§ TASK GOAL: Type out the entries below again, character for character.

§ RECORD EXCERPTS:
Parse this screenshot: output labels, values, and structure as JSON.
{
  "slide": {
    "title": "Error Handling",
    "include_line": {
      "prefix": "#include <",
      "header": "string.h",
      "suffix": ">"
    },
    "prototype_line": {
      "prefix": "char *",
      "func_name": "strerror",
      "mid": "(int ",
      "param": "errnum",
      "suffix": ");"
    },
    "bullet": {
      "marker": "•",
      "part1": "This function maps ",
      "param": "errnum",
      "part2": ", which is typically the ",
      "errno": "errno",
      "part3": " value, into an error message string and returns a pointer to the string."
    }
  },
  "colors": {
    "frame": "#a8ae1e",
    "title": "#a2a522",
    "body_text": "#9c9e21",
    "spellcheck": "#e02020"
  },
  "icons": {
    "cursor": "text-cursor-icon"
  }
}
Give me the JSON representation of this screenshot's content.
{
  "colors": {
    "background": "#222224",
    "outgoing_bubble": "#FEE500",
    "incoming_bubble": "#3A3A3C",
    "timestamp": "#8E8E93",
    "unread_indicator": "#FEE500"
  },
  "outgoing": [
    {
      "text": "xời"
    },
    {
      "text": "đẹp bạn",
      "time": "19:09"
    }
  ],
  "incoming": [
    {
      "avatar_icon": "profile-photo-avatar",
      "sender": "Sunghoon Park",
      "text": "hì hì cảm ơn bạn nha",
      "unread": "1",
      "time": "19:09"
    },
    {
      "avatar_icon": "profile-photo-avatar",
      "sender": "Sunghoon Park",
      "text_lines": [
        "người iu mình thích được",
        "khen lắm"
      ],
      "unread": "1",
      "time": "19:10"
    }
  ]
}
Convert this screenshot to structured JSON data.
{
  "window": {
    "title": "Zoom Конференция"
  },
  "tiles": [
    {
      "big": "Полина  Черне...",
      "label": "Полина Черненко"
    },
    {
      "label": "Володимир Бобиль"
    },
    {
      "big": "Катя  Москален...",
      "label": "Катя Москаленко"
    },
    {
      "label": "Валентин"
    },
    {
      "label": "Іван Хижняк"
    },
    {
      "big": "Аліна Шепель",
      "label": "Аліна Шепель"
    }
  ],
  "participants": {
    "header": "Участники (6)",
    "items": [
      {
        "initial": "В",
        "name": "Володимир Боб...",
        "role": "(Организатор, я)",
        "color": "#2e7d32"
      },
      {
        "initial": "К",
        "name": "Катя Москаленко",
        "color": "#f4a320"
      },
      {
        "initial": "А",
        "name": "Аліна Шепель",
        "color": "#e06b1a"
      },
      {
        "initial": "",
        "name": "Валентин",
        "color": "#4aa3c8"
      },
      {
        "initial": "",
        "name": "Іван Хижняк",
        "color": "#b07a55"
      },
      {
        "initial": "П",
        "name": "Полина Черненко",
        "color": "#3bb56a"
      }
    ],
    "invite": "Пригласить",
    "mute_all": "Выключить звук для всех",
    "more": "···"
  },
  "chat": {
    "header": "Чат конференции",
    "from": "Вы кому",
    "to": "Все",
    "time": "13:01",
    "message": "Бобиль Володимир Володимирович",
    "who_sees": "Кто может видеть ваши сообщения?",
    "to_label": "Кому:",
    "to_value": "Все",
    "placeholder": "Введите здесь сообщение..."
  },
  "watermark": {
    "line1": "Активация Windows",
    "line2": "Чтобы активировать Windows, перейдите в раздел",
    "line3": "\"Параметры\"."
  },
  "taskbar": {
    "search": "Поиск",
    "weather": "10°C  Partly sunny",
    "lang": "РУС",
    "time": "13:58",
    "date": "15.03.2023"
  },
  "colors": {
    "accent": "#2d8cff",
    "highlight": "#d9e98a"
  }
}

§ SOLUTION TO THIS EXERCISE:
Parse this screenshot: output labels, values, and structure as JSON.
{
  "slide": {
    "title": "Error Handling",
    "include_line": {
      "prefix": "#include <",
      "header": "string.h",
      "suffix": ">"
    },
    "prototype_line": {
      "prefix": "char *",
      "func_name": "strerror",
      "mid": "(int ",
      "param": "errnum",
      "suffix": ");"
    },
    "bullet": {
      "marker": "•",
      "part1": "This function maps ",
      "param": "errnum",
      "part2": ", which is typically the ",
      "errno": "errno",
      "part3": " value, into an error message string and returns a pointer to the string."
    }
  },
  "colors": {
    "frame": "#a8ae1e",
    "title": "#a2a522",
    "body_text": "#9c9e21",
    "spellcheck": "#e02020"
  },
  "icons": {
    "cursor": "text-cursor-icon"
  }
}
Give me the JSON representation of this screenshot's content.
{
  "colors": {
    "background": "#222224",
    "outgoing_bubble": "#FEE500",
    "incoming_bubble": "#3A3A3C",
    "timestamp": "#8E8E93",
    "unread_indicator": "#FEE500"
  },
  "outgoing": [
    {
      "text": "xời"
    },
    {
      "text": "đẹp bạn",
      "time": "19:09"
    }
  ],
  "incoming": [
    {
      "avatar_icon": "profile-photo-avatar",
      "sender": "Sunghoon Park",
      "text": "hì hì cảm ơn bạn nha",
      "unread": "1",
      "time": "19:09"
    },
    {
      "avatar_icon": "profile-photo-avatar",
      "sender": "Sunghoon Park",
      "text_lines": [
        "người iu mình thích được",
        "khen lắm"
      ],
      "unread": "1",
      "time": "19:10"
    }
  ]
}
Convert this screenshot to structured JSON data.
{
  "window": {
    "title": "Zoom Конференция"
  },
  "tiles": [
    {
      "big": "Полина  Черне...",
      "label": "Полина Черненко"
    },
    {
      "label": "Володимир Бобиль"
    },
    {
      "big": "Катя  Москален...",
      "label": "Катя Москаленко"
    },
    {
      "label": "Валентин"
    },
    {
      "label": "Іван Хижняк"
    },
    {
      "big": "Аліна Шепель",
      "label": "Аліна Шепель"
    }
  ],
  "participants": {
    "header": "Участники (6)",
    "items": [
      {
        "initial": "В",
        "name": "Володимир Боб...",
        "role": "(Организатор, я)",
        "color": "#2e7d32"
      },
      {
        "initial": "К",
        "name": "Катя Москаленко",
        "color": "#f4a320"
      },
      {
        "initial": "А",
        "name": "Аліна Шепель",
        "color": "#e06b1a"
      },
      {
        "initial": "",
        "name": "Валентин",
        "color": "#4aa3c8"
      },
      {
        "initial": "",
        "name": "Іван Хижняк",
        "color": "#b07a55"
      },
      {
        "initial": "П",
        "name": "Полина Черненко",
        "color": "#3bb56a"
      }
    ],
    "invite": "Пригласить",
    "mute_all": "Выключить звук для всех",
    "more": "···"
  },
  "chat": {
    "header": "Чат конференции",
    "from": "Вы кому",
    "to": "Все",
    "time": "13:01",
    "message": "Бобиль Володимир Володимирович",
    "who_sees": "Кто может видеть ваши сообщения?",
    "to_label": "Кому:",
    "to_value": "Все",
    "placeholder": "Введите здесь сообщение..."
  },
  "watermark": {
    "line1": "Активация Windows",
    "line2": "Чтобы активировать Windows, перейдите в раздел",
    "line3": "\"Параметры\"."
  },
  "taskbar": {
    "search": "Поиск",
    "weather": "10°C  Partly sunny",
    "lang": "РУС",
    "time": "13:58",
    "date": "15.03.2023"
  },
  "colors": {
    "accent": "#2d8cff",
    "highlight": "#d9e98a"
  }
}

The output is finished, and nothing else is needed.